> [WORK TASK]
Look below for the line that contains "Read all visible content and emit it as JSON.", then copy it and each following line to the end of the records, minus any pictures.

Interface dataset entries

----

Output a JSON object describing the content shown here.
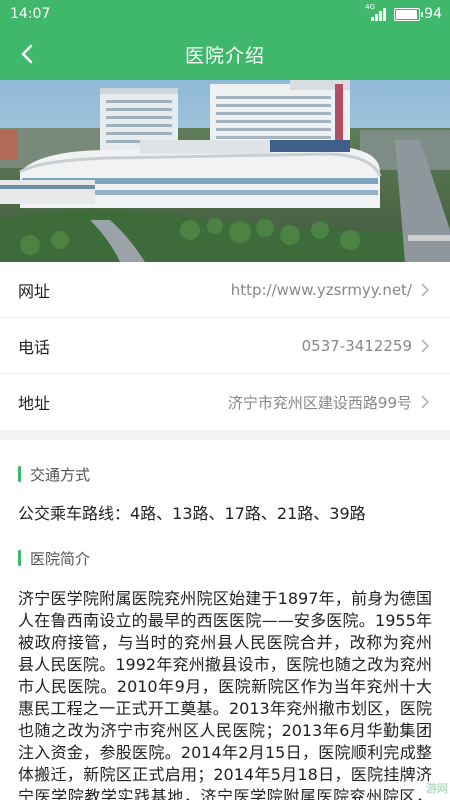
{
  "status_bar": {
    "time": "14:07",
    "network": "4G",
    "battery_level": "94",
    "battery_fraction": 0.94
  },
  "nav": {
    "title": "医院介绍",
    "back_icon": "chevron-left-icon"
  },
  "hero": {
    "image": "hospital-aerial-photo"
  },
  "info_rows": [
    {
      "label": "网址",
      "value": "http://www.yzsrmyy.net/"
    },
    {
      "label": "电话",
      "value": "0537-3412259"
    },
    {
      "label": "地址",
      "value": "济宁市兖州区建设西路99号"
    }
  ],
  "transit": {
    "heading": "交通方式",
    "text": "公交乘车路线：4路、13路、17路、21路、39路"
  },
  "intro": {
    "heading": "医院简介",
    "text": "济宁医学院附属医院兖州院区始建于1897年，前身为德国人在鲁西南设立的最早的西医医院——安多医院。1955年被政府接管，与当时的兖州县人民医院合并，改称为兖州县人民医院。1992年兖州撤县设市，医院也随之改为兖州市人民医院。2010年9月，医院新院区作为当年兖州十大惠民工程之一正式开工奠基。2013年兖州撤市划区，医院也随之改为济宁市兖州区人民医院；2013年6月华勤集团注入资金，参股医院。2014年2月15日，医院顺利完成整体搬迁，新院区正式启用；2014年5月18日，医院挂牌济宁医学院教学实践基地，济宁医学院附属医院兖州院区，由济"
  },
  "watermark": "游网",
  "colors": {
    "accent": "#3fb86b",
    "text": "#222222",
    "muted": "#888888"
  }
}
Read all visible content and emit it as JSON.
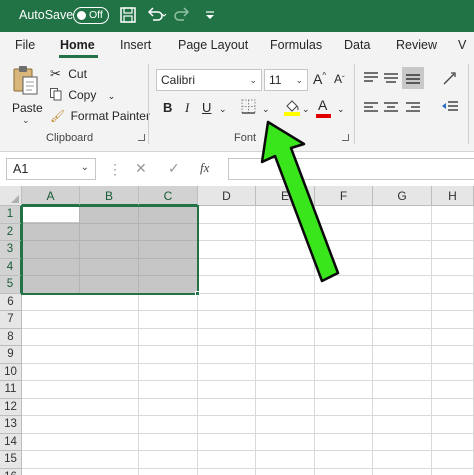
{
  "titlebar": {
    "autosave_label": "AutoSave",
    "autosave_state": "Off",
    "icons": [
      "save-icon",
      "undo-icon",
      "redo-icon",
      "customize-qat-icon"
    ]
  },
  "tabs": [
    {
      "label": "File",
      "active": false
    },
    {
      "label": "Home",
      "active": true
    },
    {
      "label": "Insert",
      "active": false
    },
    {
      "label": "Page Layout",
      "active": false
    },
    {
      "label": "Formulas",
      "active": false
    },
    {
      "label": "Data",
      "active": false
    },
    {
      "label": "Review",
      "active": false
    },
    {
      "label": "V",
      "active": false
    }
  ],
  "clipboard": {
    "paste_label": "Paste",
    "cut_label": "Cut",
    "copy_label": "Copy",
    "format_painter_label": "Format Painter",
    "group_label": "Clipboard"
  },
  "font": {
    "font_name": "Calibri",
    "font_size": "11",
    "bold": "B",
    "italic": "I",
    "underline": "U",
    "grow_label": "A",
    "shrink_label": "A",
    "font_color_label": "A",
    "group_label": "Font"
  },
  "formula_bar": {
    "name_box_value": "A1",
    "formula_value": ""
  },
  "grid": {
    "columns": [
      "A",
      "B",
      "C",
      "D",
      "E",
      "F",
      "G",
      "H"
    ],
    "rows": [
      "1",
      "2",
      "3",
      "4",
      "5",
      "6",
      "7",
      "8",
      "9",
      "10",
      "11",
      "12",
      "13",
      "14",
      "15",
      "16"
    ],
    "selected_range": "A1:C5"
  },
  "colors": {
    "brand": "#217346",
    "arrow": "#39e61c",
    "highlight_yellow": "#ffff00",
    "font_red": "#e00000"
  }
}
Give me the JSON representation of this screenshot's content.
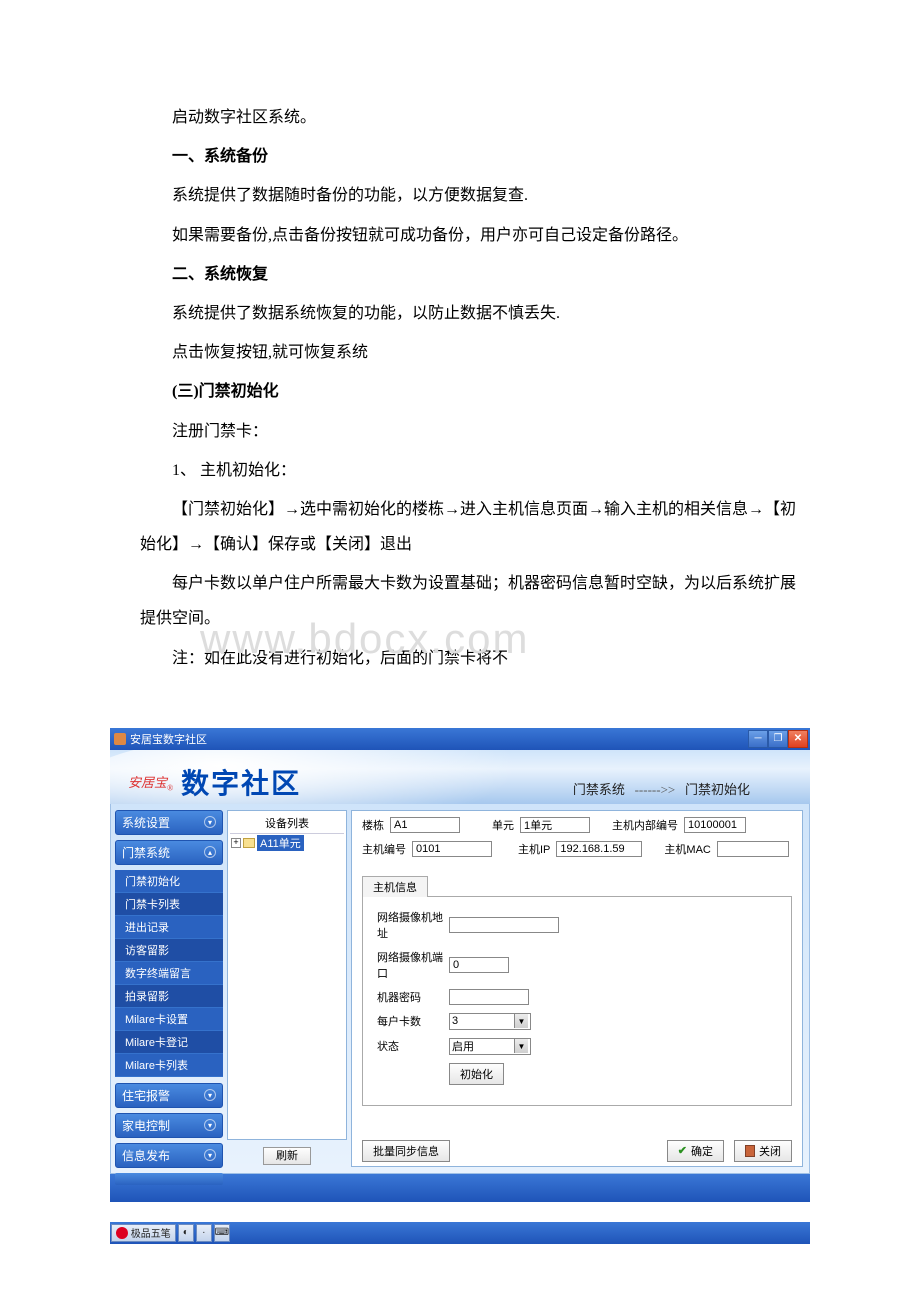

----

> [SOLUTION]
Read all visible content and emit it as JSON.
{
  "titlebar": {
    "autosave_label": "AutoSave",
    "autosave_state": "Off",
    "icons": [
      "save-icon",
      "undo-icon",
      "redo-icon",
      "customize-qat-icon"
    ]
  },
  "tabs": [
    {
      "label": "File",
      "active": false
    },
    {
      "label": "Home",
      "active": true
    },
    {
      "label": "Insert",
      "active": false
    },
    {
      "label": "Page Layout",
      "active": false
    },
    {
      "label": "Formulas",
      "active": false
    },
    {
      "label": "Data",
      "active": false
    },
    {
      "label": "Review",
      "active": false
    },
    {
      "label": "V",
      "active": false
    }
  ],
  "clipboard": {
    "paste_label": "Paste",
    "cut_label": "Cut",
    "copy_label": "Copy",
    "format_painter_label": "Format Painter",
    "group_label": "Clipboard"
  },
  "font": {
    "font_name": "Calibri",
    "font_size": "11",
    "bold": "B",
    "italic": "I",
    "underline": "U",
    "grow_label": "A",
    "shrink_label": "A",
    "font_color_label": "A",
    "group_label": "Font"
  },
  "formula_bar": {
    "name_box_value": "A1",
    "formula_value": ""
  },
  "grid": {
    "columns": [
      "A",
      "B",
      "C",
      "D",
      "E",
      "F",
      "G",
      "H"
    ],
    "rows": [
      "1",
      "2",
      "3",
      "4",
      "5",
      "6",
      "7",
      "8",
      "9",
      "10",
      "11",
      "12",
      "13",
      "14",
      "15",
      "16"
    ],
    "selected_range": "A1:C5"
  },
  "colors": {
    "brand": "#217346",
    "arrow": "#39e61c",
    "highlight_yellow": "#ffff00",
    "font_red": "#e00000"
  }
}
Give me the JSON representation of this screenshot's content.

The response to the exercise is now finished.